“Of course, many public servants do their jobs efficiently and with unwavering dedication.”
Political disputes in state institutions are not a new thing. For decades, the civil service has become the arm of political parties. This is a sad reality that has affected the productivity of government institutions that are supposed to exist to meet the needs of the country.
Of course, many civil servants do their jobs efficiently and with unwavering dedication. But you and I know that there are many others who work for agencies or corporations to be paid for their service during a political campaign or to serve the interests of the party in power.
This bad practice leads to low productivity because the worker, who knows that he got there not by his own merits but rather by a politician, believes that he has a guaranteed job; that it doesn’t matter if he does a bad job or doesn’t even do anything at all. Of course, this is done at the expense of those who do the work and are overloaded with tasks. He has to make his own and the sweet potato ones he had as a partner. The one who works double gets more tired and, logically, overloaded; therefore, you can’t do the job as well as you’d like either. So the first victim of this practice of political appointments is the employee who wants to do the right thing.
In addition, there are citizens or companies who need a service and have to wait endlessly for them to help them, ending up not solving their problem or starting all over again. All this affects the functioning of the country, affects the private sector and the general well-being of people.
Politics in some state structures has reached scandalous proportions. For example, it was said that in the Department of Education, employees were stationed in batches, on each floor of the building they occupied a few years ago. Thus, the reds did not even have to cross with the blues. It is clear that they shared the work equally. I clarify that it is not clear to me, but I have no doubt that it was so, judging by the historical ineffectiveness of that department. And, of course, the victims here are children.
Now imagine if we added to all this political division the internal division within the party over the supposed primaries. What will happen to us? With a year to go before the primaries and two to go until the election, we have to put up with this fight from now on.

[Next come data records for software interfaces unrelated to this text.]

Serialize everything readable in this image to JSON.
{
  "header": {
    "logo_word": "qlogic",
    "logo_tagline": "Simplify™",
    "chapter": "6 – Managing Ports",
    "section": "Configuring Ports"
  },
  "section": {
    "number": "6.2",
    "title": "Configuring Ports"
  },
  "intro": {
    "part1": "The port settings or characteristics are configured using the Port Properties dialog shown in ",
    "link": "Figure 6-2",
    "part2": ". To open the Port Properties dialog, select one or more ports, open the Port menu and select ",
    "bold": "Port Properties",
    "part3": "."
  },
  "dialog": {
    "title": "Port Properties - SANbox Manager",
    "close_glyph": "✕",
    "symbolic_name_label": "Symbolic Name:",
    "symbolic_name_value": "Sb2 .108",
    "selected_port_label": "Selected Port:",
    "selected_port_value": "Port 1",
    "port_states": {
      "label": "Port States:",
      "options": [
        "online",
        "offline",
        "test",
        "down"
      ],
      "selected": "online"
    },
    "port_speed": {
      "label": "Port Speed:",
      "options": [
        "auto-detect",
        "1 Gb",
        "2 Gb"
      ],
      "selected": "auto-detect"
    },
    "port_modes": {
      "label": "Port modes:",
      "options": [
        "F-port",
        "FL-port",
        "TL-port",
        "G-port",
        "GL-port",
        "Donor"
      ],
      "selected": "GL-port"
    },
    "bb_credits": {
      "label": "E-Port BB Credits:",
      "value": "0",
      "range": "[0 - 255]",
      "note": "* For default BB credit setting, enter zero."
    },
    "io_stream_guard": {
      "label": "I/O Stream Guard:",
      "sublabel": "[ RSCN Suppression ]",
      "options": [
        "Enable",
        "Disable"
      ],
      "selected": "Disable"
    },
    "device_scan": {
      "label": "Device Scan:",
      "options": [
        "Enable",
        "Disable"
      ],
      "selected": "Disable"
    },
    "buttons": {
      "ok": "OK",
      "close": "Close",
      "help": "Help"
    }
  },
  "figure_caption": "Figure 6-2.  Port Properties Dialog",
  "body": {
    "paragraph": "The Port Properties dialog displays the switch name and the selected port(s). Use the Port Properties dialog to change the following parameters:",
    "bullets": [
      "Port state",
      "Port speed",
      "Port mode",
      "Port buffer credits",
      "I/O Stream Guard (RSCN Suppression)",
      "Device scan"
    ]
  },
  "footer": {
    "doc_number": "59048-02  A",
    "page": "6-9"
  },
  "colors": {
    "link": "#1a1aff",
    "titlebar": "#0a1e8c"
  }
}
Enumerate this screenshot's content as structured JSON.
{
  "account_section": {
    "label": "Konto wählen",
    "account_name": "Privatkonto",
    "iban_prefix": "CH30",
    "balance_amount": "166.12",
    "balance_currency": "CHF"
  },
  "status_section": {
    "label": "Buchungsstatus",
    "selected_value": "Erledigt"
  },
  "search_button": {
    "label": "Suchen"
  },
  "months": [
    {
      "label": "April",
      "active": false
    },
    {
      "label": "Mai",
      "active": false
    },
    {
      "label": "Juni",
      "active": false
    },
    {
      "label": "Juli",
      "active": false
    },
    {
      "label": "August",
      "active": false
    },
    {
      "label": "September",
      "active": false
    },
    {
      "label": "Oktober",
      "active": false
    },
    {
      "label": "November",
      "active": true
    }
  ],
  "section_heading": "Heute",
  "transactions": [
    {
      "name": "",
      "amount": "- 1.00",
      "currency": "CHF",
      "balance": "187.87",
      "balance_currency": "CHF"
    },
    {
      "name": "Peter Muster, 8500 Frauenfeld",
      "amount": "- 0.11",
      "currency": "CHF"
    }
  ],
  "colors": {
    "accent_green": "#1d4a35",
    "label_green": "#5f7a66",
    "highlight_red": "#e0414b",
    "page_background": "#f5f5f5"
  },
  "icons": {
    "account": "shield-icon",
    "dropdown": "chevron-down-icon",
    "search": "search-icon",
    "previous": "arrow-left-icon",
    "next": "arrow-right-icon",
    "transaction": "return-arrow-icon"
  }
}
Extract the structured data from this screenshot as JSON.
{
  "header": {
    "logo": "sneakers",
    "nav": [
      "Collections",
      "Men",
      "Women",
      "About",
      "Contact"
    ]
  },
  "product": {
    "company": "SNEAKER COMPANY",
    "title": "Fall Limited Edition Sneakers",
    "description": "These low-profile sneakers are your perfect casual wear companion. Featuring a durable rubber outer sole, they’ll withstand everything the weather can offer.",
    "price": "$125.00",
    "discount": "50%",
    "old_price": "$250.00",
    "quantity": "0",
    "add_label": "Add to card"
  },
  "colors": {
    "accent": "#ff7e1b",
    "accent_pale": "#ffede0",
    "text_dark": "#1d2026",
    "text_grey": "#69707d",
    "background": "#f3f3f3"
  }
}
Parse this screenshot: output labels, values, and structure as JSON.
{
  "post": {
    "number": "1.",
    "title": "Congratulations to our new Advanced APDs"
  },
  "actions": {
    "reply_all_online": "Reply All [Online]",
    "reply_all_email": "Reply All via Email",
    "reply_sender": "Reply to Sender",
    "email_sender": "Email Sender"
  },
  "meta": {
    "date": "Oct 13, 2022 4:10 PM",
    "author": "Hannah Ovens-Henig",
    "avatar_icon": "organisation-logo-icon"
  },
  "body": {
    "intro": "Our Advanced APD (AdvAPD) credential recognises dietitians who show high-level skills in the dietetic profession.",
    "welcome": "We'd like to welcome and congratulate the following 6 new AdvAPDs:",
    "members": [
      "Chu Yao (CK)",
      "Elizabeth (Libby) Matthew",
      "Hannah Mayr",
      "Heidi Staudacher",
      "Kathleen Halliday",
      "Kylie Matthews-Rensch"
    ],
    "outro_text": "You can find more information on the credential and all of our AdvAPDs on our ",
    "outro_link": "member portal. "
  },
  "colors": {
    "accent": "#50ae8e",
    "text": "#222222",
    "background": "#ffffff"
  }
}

Resident Commissioner Jennifer Gonzalez said last week that her staff are being threatened in state agencies, anticipating a possible primary against Gov. Pedro Pierluisi.
We’ve already seen this movie in the last four years, and in the agencies, the employees who were “Team Wanda” and “Team Pierluisi” split up. During the four-year term of Alejandro García Padilla, it was the same, and that there were no primaries, but it seemed that there would be. They were then split between “Team Alejandro” and “Team Carmen Yulin” loyal to the governor.
It is a cold war between those in power and those who claim office. The hosts, in this case civil servants, line up as the date approaches, and in the middle are the citizens of this country that doesn’t seem to deserve peace.
This harms the country, harms our economy, which has not yet recovered from the crisis, harms people’s mental health. It is not fair that public servants are forced to define their loyalty in order to keep their jobs. It’s unfair to be afraid if mine doesn’t win.
As if the division between the popular and the penepes was not enough, now we also have to put up with the internal division within the PNP. If we face a whole year of this, may God take us as confessors.
Source: Prime Ahora